Extract every line below that contains the word "date".

______

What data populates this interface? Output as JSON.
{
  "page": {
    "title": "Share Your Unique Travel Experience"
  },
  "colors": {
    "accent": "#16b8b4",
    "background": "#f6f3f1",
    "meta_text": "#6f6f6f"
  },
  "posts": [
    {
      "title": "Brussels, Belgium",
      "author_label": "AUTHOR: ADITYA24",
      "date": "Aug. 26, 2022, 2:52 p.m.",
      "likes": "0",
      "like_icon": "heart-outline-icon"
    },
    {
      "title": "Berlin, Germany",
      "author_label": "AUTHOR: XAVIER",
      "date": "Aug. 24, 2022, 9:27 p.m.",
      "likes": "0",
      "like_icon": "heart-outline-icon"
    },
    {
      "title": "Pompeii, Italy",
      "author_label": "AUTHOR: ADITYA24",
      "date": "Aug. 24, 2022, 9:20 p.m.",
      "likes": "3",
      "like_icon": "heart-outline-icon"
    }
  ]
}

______

§ COMPLETED TASK
      "date": "Aug. 26, 2022, 2:52 p.m.",
      "date": "Aug. 24, 2022, 9:27 p.m.",
      "date": "Aug. 24, 2022, 9:20 p.m.",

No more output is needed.